What is needed —
Please copy every line of the data in which the string "this" appears.

***** Data under study

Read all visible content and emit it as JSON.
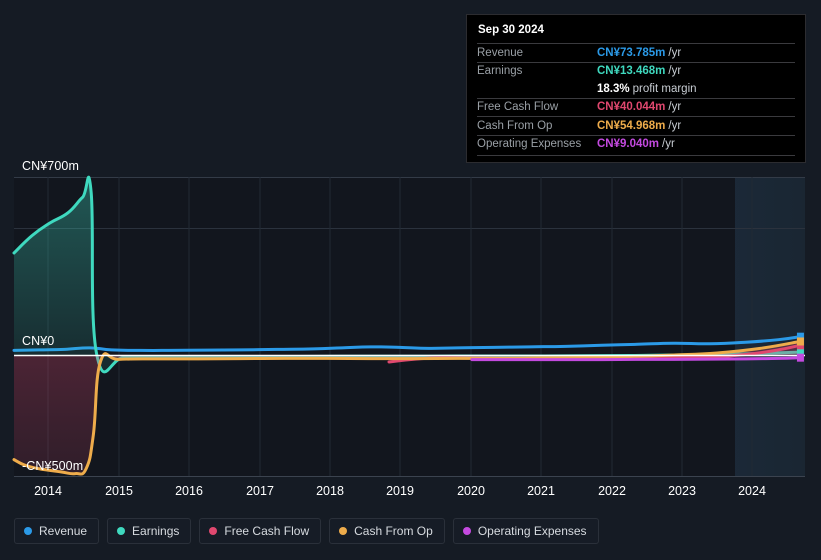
{
  "currency": "CN¥",
  "tooltip": {
    "date": "Sep 30 2024",
    "rows": [
      {
        "label": "Revenue",
        "value": "CN¥73.785m",
        "suffix": "/yr",
        "color": "#2b9ae8"
      },
      {
        "label": "Earnings",
        "value": "CN¥13.468m",
        "suffix": "/yr",
        "color": "#3fd9bf"
      },
      {
        "label": "Free Cash Flow",
        "value": "CN¥40.044m",
        "suffix": "/yr",
        "color": "#e0486f"
      },
      {
        "label": "Cash From Op",
        "value": "CN¥54.968m",
        "suffix": "/yr",
        "color": "#eeac4b"
      },
      {
        "label": "Operating Expenses",
        "value": "CN¥9.040m",
        "suffix": "/yr",
        "color": "#c44ae0"
      }
    ],
    "profit_margin_value": "18.3%",
    "profit_margin_label": "profit margin"
  },
  "legend": {
    "items": [
      {
        "label": "Revenue",
        "color": "#2b9ae8"
      },
      {
        "label": "Earnings",
        "color": "#3fd9bf"
      },
      {
        "label": "Free Cash Flow",
        "color": "#e0486f"
      },
      {
        "label": "Cash From Op",
        "color": "#eeac4b"
      },
      {
        "label": "Operating Expenses",
        "color": "#c44ae0"
      }
    ]
  },
  "axes": {
    "y_top_label": "CN¥700m",
    "y_zero_label": "CN¥0",
    "y_bottom_label": "-CN¥500m",
    "x_labels": [
      "2014",
      "2015",
      "2016",
      "2017",
      "2018",
      "2019",
      "2020",
      "2021",
      "2022",
      "2023",
      "2024"
    ]
  },
  "chart_data": {
    "type": "area",
    "title": "",
    "xlabel": "",
    "ylabel": "CN¥",
    "ylim": [
      -500,
      700
    ],
    "grid": true,
    "legend_position": "bottom",
    "x": [
      "2014",
      "2015",
      "2016",
      "2017",
      "2018",
      "2019",
      "2020",
      "2021",
      "2022",
      "2023",
      "2024"
    ],
    "xlim": [
      "2013.8",
      "2024.95"
    ],
    "series": [
      {
        "name": "Revenue",
        "color": "#2b9ae8",
        "unit": "CN¥m",
        "x": [
          2013.85,
          2014.2,
          2014.55,
          2014.9,
          2015.2,
          2015.6,
          2016.0,
          2016.5,
          2017.0,
          2017.5,
          2018.0,
          2018.4,
          2018.8,
          2019.2,
          2019.6,
          2020.0,
          2020.5,
          2021.0,
          2021.5,
          2022.0,
          2022.5,
          2023.0,
          2023.5,
          2024.0,
          2024.45,
          2024.75
        ],
        "values": [
          20,
          22,
          24,
          30,
          22,
          20,
          20,
          21,
          22,
          24,
          26,
          30,
          34,
          32,
          28,
          30,
          32,
          34,
          36,
          40,
          44,
          48,
          46,
          52,
          62,
          73.785
        ]
      },
      {
        "name": "Earnings",
        "color": "#3fd9bf",
        "unit": "CN¥m",
        "x": [
          2013.85,
          2014.1,
          2014.35,
          2014.6,
          2014.8,
          2014.92,
          2015.0,
          2015.4,
          2016.0,
          2016.6,
          2017.2,
          2017.8,
          2018.4,
          2019.0,
          2019.6,
          2020.0,
          2020.6,
          2021.2,
          2021.8,
          2022.4,
          2023.0,
          2023.6,
          2024.2,
          2024.75
        ],
        "values": [
          402,
          470,
          520,
          560,
          620,
          640,
          0,
          -6,
          -6,
          -5,
          -5,
          -4,
          -3,
          -3,
          -3,
          -2,
          -2,
          -2,
          -1,
          0,
          2,
          4,
          8,
          13.468
        ]
      },
      {
        "name": "Free Cash Flow",
        "color": "#e0486f",
        "unit": "CN¥m",
        "x": [
          2019.05,
          2019.25,
          2019.5,
          2019.8,
          2020.2,
          2020.6,
          2021.0,
          2021.5,
          2022.0,
          2022.5,
          2023.0,
          2023.5,
          2024.0,
          2024.45,
          2024.75
        ],
        "values": [
          -27,
          -20,
          -13,
          -10,
          -11,
          -12,
          -12,
          -12,
          -11,
          -10,
          -8,
          -6,
          4,
          22,
          40.044
        ]
      },
      {
        "name": "Cash From Op",
        "color": "#eeac4b",
        "unit": "CN¥m",
        "x": [
          2013.85,
          2014.0,
          2014.2,
          2014.5,
          2014.7,
          2014.85,
          2014.95,
          2015.05,
          2015.3,
          2015.8,
          2016.4,
          2017.0,
          2017.6,
          2018.2,
          2018.8,
          2019.4,
          2020.0,
          2020.6,
          2021.2,
          2021.8,
          2022.4,
          2023.0,
          2023.6,
          2024.2,
          2024.75
        ],
        "values": [
          -432,
          -455,
          -470,
          -483,
          -490,
          -470,
          -330,
          -25,
          -16,
          -14,
          -14,
          -13,
          -12,
          -12,
          -13,
          -13,
          -12,
          -12,
          -10,
          -8,
          -4,
          2,
          10,
          28,
          54.968
        ]
      },
      {
        "name": "Operating Expenses",
        "color": "#c44ae0",
        "unit": "CN¥m",
        "x": [
          2020.2,
          2020.6,
          2021.0,
          2021.5,
          2022.0,
          2022.5,
          2023.0,
          2023.5,
          2024.0,
          2024.45,
          2024.75
        ],
        "values": [
          -17,
          -17,
          -17,
          -17,
          -17,
          -16,
          -16,
          -15,
          -14,
          -12,
          -9.04
        ]
      }
    ]
  }
}
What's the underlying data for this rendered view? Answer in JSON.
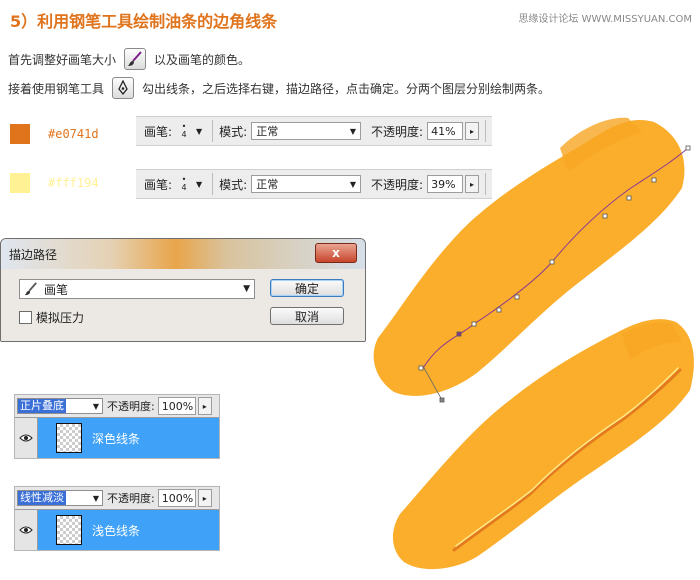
{
  "header": {
    "title": "5）利用钢笔工具绘制油条的边角线条",
    "watermark": "思缘设计论坛 WWW.MISSYUAN.COM"
  },
  "instructions": {
    "line1_a": "首先调整好画笔大小",
    "line1_b": "以及画笔的颜色。",
    "line2_a": "接着使用钢笔工具",
    "line2_b": "勾出线条，之后选择右键，描边路径，点击确定。分两个图层分别绘制两条。"
  },
  "colors": {
    "dark": "#e0741d",
    "light": "#fff194",
    "churro": "#fbae2c"
  },
  "swatches": [
    {
      "hex": "#e0741d"
    },
    {
      "hex": "#fff194"
    }
  ],
  "toolbars": [
    {
      "brush_label": "画笔:",
      "brush_size": "4",
      "mode_label": "模式:",
      "mode_value": "正常",
      "opacity_label": "不透明度:",
      "opacity_value": "41%"
    },
    {
      "brush_label": "画笔:",
      "brush_size": "4",
      "mode_label": "模式:",
      "mode_value": "正常",
      "opacity_label": "不透明度:",
      "opacity_value": "39%"
    }
  ],
  "dialog": {
    "title": "描边路径",
    "close": "x",
    "tool_value": "画笔",
    "simulate_pressure": "模拟压力",
    "ok": "确定",
    "cancel": "取消"
  },
  "layers": [
    {
      "blend_mode": "正片叠底",
      "opacity_label": "不透明度:",
      "opacity_value": "100%",
      "layer_name": "深色线条"
    },
    {
      "blend_mode": "线性减淡",
      "opacity_label": "不透明度:",
      "opacity_value": "100%",
      "layer_name": "浅色线条"
    }
  ]
}
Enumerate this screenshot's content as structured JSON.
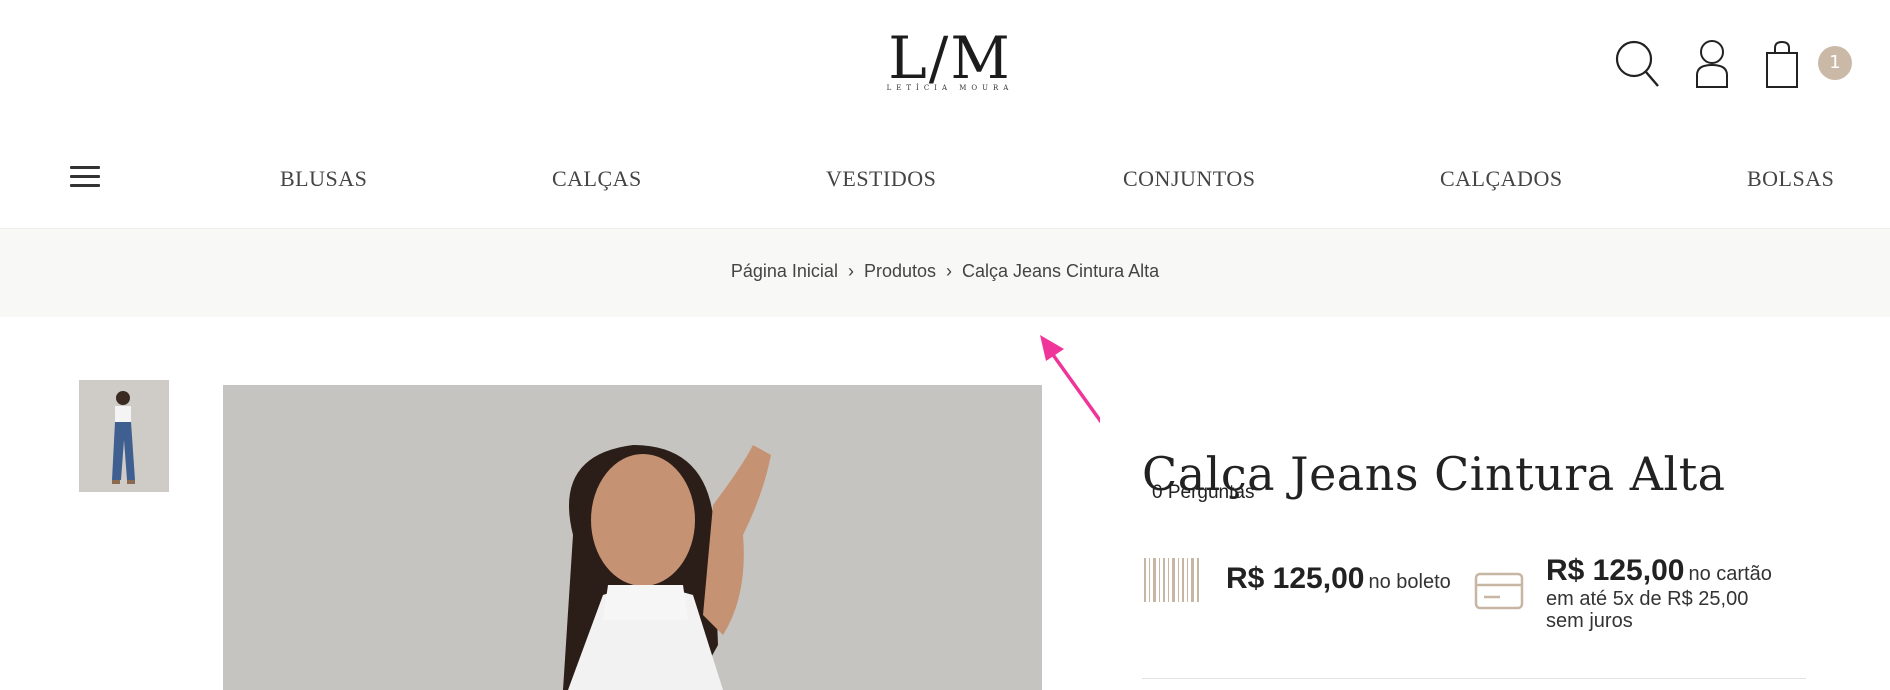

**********

Solution below —
What's the underlying data for this rendered view? Answer in JSON.
Enumerate this screenshot's content as structured JSON.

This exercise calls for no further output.